§ Exercise directions
The entries below are to be repeated exactly, with the pictures left out.

§ Supplied data
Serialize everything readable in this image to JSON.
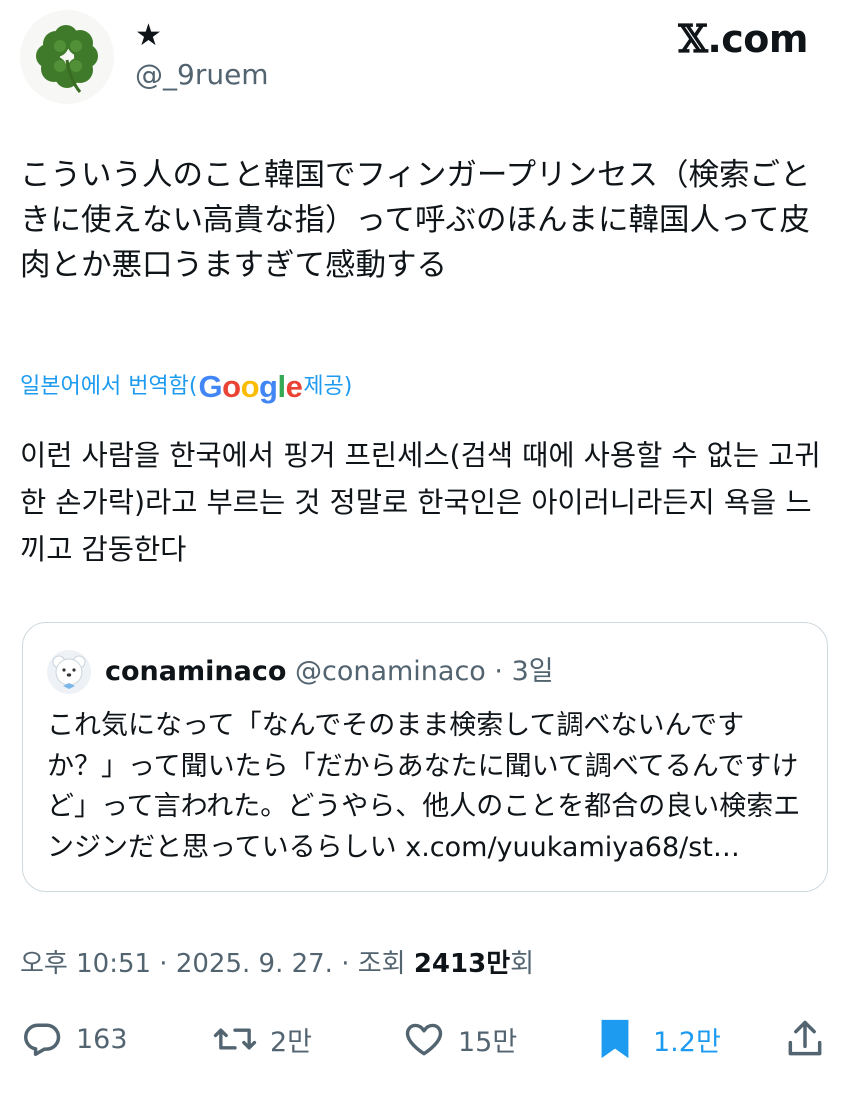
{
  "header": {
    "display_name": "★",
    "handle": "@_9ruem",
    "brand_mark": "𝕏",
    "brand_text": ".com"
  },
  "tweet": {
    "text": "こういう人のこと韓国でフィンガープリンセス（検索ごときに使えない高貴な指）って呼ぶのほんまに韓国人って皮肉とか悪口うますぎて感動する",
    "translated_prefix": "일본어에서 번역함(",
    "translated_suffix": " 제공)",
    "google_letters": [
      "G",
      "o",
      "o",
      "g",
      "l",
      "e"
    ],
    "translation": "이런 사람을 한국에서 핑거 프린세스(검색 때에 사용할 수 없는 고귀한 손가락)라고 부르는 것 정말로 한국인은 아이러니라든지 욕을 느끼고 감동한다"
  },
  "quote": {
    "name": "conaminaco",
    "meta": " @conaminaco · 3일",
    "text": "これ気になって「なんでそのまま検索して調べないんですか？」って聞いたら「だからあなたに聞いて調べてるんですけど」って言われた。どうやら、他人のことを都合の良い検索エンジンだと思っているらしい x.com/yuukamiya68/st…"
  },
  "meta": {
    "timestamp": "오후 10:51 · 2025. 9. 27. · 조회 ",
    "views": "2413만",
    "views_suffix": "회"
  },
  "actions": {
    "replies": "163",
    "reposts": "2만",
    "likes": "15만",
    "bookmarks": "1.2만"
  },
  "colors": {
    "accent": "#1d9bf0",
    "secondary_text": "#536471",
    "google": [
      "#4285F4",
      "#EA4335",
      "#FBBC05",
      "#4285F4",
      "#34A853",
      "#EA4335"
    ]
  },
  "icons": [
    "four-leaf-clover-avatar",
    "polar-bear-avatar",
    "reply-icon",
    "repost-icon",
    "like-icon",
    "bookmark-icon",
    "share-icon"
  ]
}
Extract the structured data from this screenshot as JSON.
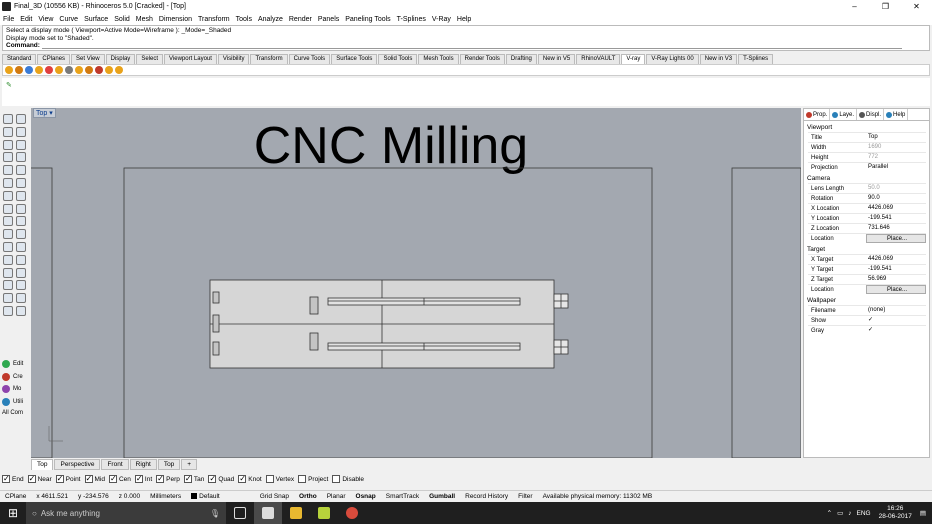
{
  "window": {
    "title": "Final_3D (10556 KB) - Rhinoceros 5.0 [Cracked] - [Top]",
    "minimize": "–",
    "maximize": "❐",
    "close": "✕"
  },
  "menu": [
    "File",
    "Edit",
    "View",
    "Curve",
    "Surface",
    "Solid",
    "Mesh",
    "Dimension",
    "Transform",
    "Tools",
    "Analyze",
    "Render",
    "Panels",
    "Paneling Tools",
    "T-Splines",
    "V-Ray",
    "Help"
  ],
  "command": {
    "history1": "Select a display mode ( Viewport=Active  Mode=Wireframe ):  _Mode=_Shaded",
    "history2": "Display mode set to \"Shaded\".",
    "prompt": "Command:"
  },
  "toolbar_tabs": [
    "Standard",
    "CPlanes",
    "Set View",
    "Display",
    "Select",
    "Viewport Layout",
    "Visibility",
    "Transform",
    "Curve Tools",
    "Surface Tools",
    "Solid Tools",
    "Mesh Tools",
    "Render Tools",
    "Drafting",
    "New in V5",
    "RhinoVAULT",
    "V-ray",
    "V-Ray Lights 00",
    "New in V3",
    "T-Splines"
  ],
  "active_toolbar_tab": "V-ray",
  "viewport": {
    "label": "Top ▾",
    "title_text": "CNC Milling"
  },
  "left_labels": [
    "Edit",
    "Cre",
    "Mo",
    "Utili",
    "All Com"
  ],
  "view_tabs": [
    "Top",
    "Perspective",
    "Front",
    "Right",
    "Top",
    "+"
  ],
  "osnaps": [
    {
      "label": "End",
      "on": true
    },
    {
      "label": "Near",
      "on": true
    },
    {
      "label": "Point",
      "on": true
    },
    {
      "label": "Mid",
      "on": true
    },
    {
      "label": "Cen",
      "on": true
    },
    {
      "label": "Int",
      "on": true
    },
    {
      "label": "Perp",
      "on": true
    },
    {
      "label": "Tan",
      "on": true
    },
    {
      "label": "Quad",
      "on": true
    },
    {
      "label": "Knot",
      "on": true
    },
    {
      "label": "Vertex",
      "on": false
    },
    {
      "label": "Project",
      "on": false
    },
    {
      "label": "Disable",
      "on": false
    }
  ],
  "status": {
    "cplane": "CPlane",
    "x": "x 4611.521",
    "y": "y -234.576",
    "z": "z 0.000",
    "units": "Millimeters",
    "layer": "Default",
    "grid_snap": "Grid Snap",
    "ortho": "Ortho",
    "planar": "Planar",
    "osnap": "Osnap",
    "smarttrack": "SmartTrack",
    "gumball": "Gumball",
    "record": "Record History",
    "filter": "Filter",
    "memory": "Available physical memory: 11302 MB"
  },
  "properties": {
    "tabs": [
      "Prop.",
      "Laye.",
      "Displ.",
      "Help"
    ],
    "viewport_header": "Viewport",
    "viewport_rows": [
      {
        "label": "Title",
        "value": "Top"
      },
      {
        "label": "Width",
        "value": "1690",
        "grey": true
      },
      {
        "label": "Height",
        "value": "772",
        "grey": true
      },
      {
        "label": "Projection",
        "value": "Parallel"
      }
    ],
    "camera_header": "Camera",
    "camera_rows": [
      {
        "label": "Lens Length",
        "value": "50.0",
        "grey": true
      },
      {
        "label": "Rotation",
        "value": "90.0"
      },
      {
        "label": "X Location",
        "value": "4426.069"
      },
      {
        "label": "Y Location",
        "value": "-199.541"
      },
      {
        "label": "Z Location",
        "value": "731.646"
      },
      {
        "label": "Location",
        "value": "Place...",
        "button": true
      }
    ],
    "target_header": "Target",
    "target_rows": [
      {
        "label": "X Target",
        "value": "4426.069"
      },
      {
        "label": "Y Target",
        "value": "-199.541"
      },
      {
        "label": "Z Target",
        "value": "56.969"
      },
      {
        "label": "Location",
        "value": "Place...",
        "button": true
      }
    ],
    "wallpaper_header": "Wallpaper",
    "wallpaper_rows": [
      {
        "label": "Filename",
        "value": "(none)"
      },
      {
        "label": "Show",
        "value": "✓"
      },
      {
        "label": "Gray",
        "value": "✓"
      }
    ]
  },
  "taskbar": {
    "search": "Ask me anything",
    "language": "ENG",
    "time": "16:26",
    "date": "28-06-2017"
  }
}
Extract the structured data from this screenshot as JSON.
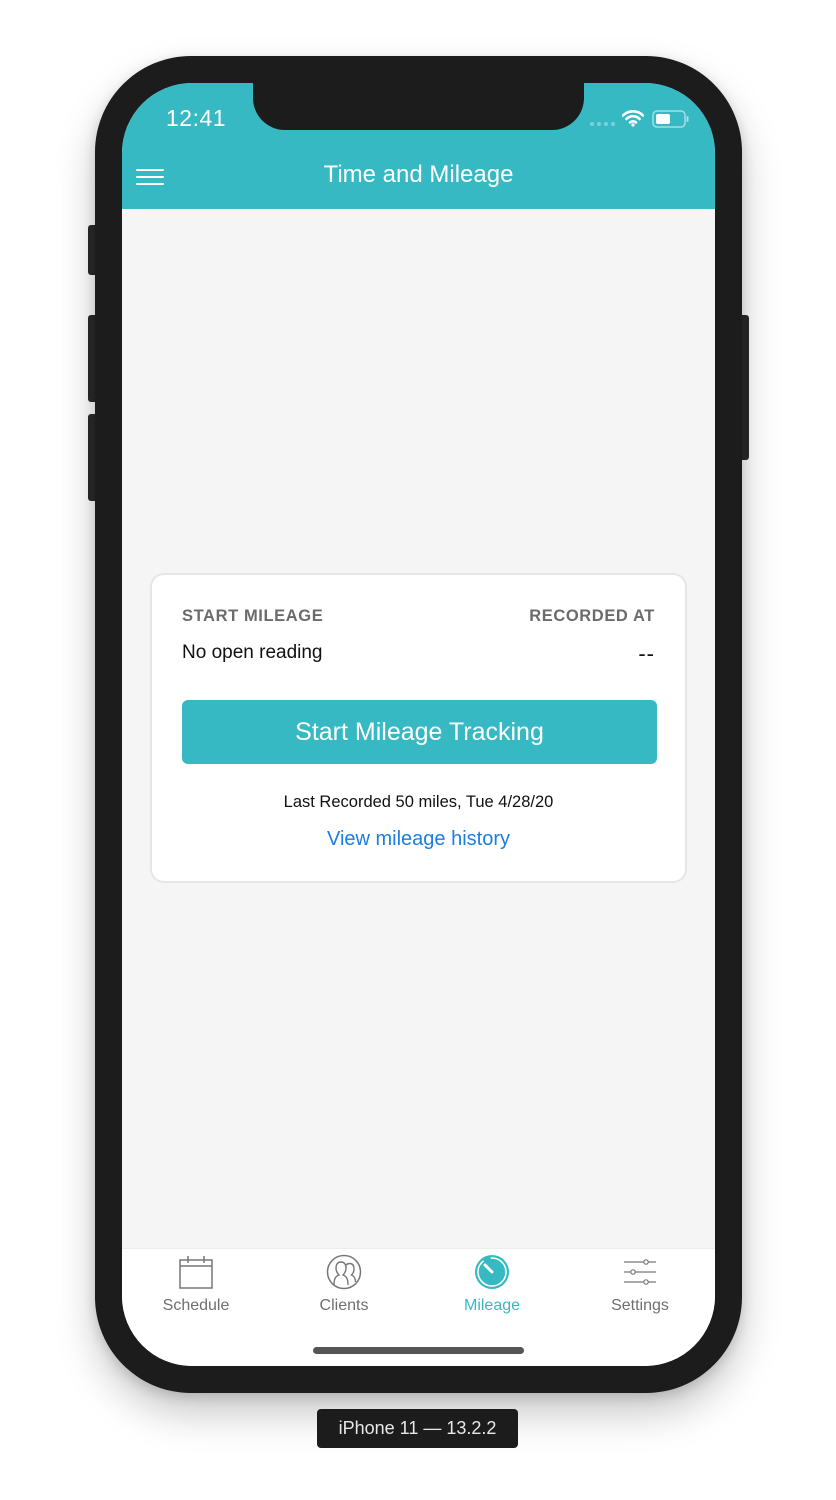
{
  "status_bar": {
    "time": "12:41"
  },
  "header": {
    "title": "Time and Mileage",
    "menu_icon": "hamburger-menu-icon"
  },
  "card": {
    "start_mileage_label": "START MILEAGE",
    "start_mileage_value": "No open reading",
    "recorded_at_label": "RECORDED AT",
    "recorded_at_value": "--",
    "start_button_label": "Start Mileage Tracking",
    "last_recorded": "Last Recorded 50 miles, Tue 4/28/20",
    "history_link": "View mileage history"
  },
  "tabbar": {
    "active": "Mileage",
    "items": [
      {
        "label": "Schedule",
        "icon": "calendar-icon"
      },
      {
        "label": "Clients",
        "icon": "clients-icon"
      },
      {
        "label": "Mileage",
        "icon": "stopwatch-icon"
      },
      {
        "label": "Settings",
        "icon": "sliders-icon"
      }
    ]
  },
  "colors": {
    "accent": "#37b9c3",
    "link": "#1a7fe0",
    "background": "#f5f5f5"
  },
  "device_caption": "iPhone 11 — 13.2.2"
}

§ Solution to the problem
Serialize everything readable in this image to JSON.
{
  "header": {
    "display_name": "★",
    "handle": "@_9ruem",
    "brand_mark": "𝕏",
    "brand_text": ".com"
  },
  "tweet": {
    "text": "こういう人のこと韓国でフィンガープリンセス（検索ごときに使えない高貴な指）って呼ぶのほんまに韓国人って皮肉とか悪口うますぎて感動する",
    "translated_prefix": "일본어에서 번역함(",
    "translated_suffix": " 제공)",
    "google_letters": [
      "G",
      "o",
      "o",
      "g",
      "l",
      "e"
    ],
    "translation": "이런 사람을 한국에서 핑거 프린세스(검색 때에 사용할 수 없는 고귀한 손가락)라고 부르는 것 정말로 한국인은 아이러니라든지 욕을 느끼고 감동한다"
  },
  "quote": {
    "name": "conaminaco",
    "meta": " @conaminaco · 3일",
    "text": "これ気になって「なんでそのまま検索して調べないんですか？」って聞いたら「だからあなたに聞いて調べてるんですけど」って言われた。どうやら、他人のことを都合の良い検索エンジンだと思っているらしい x.com/yuukamiya68/st…"
  },
  "meta": {
    "timestamp": "오후 10:51 · 2025. 9. 27. · 조회 ",
    "views": "2413만",
    "views_suffix": "회"
  },
  "actions": {
    "replies": "163",
    "reposts": "2만",
    "likes": "15만",
    "bookmarks": "1.2만"
  },
  "colors": {
    "accent": "#1d9bf0",
    "secondary_text": "#536471",
    "google": [
      "#4285F4",
      "#EA4335",
      "#FBBC05",
      "#4285F4",
      "#34A853",
      "#EA4335"
    ]
  },
  "icons": [
    "four-leaf-clover-avatar",
    "polar-bear-avatar",
    "reply-icon",
    "repost-icon",
    "like-icon",
    "bookmark-icon",
    "share-icon"
  ]
}
Extract the structured data from this screenshot as JSON.
{
  "window": {
    "title": "Final_3D (10556 KB) - Rhinoceros 5.0 [Cracked] - [Top]",
    "minimize": "–",
    "maximize": "❐",
    "close": "✕"
  },
  "menu": [
    "File",
    "Edit",
    "View",
    "Curve",
    "Surface",
    "Solid",
    "Mesh",
    "Dimension",
    "Transform",
    "Tools",
    "Analyze",
    "Render",
    "Panels",
    "Paneling Tools",
    "T-Splines",
    "V-Ray",
    "Help"
  ],
  "command": {
    "history1": "Select a display mode ( Viewport=Active  Mode=Wireframe ):  _Mode=_Shaded",
    "history2": "Display mode set to \"Shaded\".",
    "prompt": "Command:"
  },
  "toolbar_tabs": [
    "Standard",
    "CPlanes",
    "Set View",
    "Display",
    "Select",
    "Viewport Layout",
    "Visibility",
    "Transform",
    "Curve Tools",
    "Surface Tools",
    "Solid Tools",
    "Mesh Tools",
    "Render Tools",
    "Drafting",
    "New in V5",
    "RhinoVAULT",
    "V-ray",
    "V-Ray Lights 00",
    "New in V3",
    "T-Splines"
  ],
  "active_toolbar_tab": "V-ray",
  "viewport": {
    "label": "Top ▾",
    "title_text": "CNC Milling"
  },
  "left_labels": [
    "Edit",
    "Cre",
    "Mo",
    "Utili",
    "All Com"
  ],
  "view_tabs": [
    "Top",
    "Perspective",
    "Front",
    "Right",
    "Top",
    "+"
  ],
  "osnaps": [
    {
      "label": "End",
      "on": true
    },
    {
      "label": "Near",
      "on": true
    },
    {
      "label": "Point",
      "on": true
    },
    {
      "label": "Mid",
      "on": true
    },
    {
      "label": "Cen",
      "on": true
    },
    {
      "label": "Int",
      "on": true
    },
    {
      "label": "Perp",
      "on": true
    },
    {
      "label": "Tan",
      "on": true
    },
    {
      "label": "Quad",
      "on": true
    },
    {
      "label": "Knot",
      "on": true
    },
    {
      "label": "Vertex",
      "on": false
    },
    {
      "label": "Project",
      "on": false
    },
    {
      "label": "Disable",
      "on": false
    }
  ],
  "status": {
    "cplane": "CPlane",
    "x": "x 4611.521",
    "y": "y -234.576",
    "z": "z 0.000",
    "units": "Millimeters",
    "layer": "Default",
    "grid_snap": "Grid Snap",
    "ortho": "Ortho",
    "planar": "Planar",
    "osnap": "Osnap",
    "smarttrack": "SmartTrack",
    "gumball": "Gumball",
    "record": "Record History",
    "filter": "Filter",
    "memory": "Available physical memory: 11302 MB"
  },
  "properties": {
    "tabs": [
      "Prop.",
      "Laye.",
      "Displ.",
      "Help"
    ],
    "viewport_header": "Viewport",
    "viewport_rows": [
      {
        "label": "Title",
        "value": "Top"
      },
      {
        "label": "Width",
        "value": "1690",
        "grey": true
      },
      {
        "label": "Height",
        "value": "772",
        "grey": true
      },
      {
        "label": "Projection",
        "value": "Parallel"
      }
    ],
    "camera_header": "Camera",
    "camera_rows": [
      {
        "label": "Lens Length",
        "value": "50.0",
        "grey": true
      },
      {
        "label": "Rotation",
        "value": "90.0"
      },
      {
        "label": "X Location",
        "value": "4426.069"
      },
      {
        "label": "Y Location",
        "value": "-199.541"
      },
      {
        "label": "Z Location",
        "value": "731.646"
      },
      {
        "label": "Location",
        "value": "Place...",
        "button": true
      }
    ],
    "target_header": "Target",
    "target_rows": [
      {
        "label": "X Target",
        "value": "4426.069"
      },
      {
        "label": "Y Target",
        "value": "-199.541"
      },
      {
        "label": "Z Target",
        "value": "56.969"
      },
      {
        "label": "Location",
        "value": "Place...",
        "button": true
      }
    ],
    "wallpaper_header": "Wallpaper",
    "wallpaper_rows": [
      {
        "label": "Filename",
        "value": "(none)"
      },
      {
        "label": "Show",
        "value": "✓"
      },
      {
        "label": "Gray",
        "value": "✓"
      }
    ]
  },
  "taskbar": {
    "search": "Ask me anything",
    "language": "ENG",
    "time": "16:26",
    "date": "28-06-2017"
  }
}
Extract the structured data from this screenshot as JSON.
{
  "status_bar": {
    "time": "12:41"
  },
  "header": {
    "title": "Time and Mileage",
    "menu_icon": "hamburger-menu-icon"
  },
  "card": {
    "start_mileage_label": "START MILEAGE",
    "start_mileage_value": "No open reading",
    "recorded_at_label": "RECORDED AT",
    "recorded_at_value": "--",
    "start_button_label": "Start Mileage Tracking",
    "last_recorded": "Last Recorded 50 miles, Tue 4/28/20",
    "history_link": "View mileage history"
  },
  "tabbar": {
    "active": "Mileage",
    "items": [
      {
        "label": "Schedule",
        "icon": "calendar-icon"
      },
      {
        "label": "Clients",
        "icon": "clients-icon"
      },
      {
        "label": "Mileage",
        "icon": "stopwatch-icon"
      },
      {
        "label": "Settings",
        "icon": "sliders-icon"
      }
    ]
  },
  "colors": {
    "accent": "#37b9c3",
    "link": "#1a7fe0",
    "background": "#f5f5f5"
  },
  "device_caption": "iPhone 11 — 13.2.2"
}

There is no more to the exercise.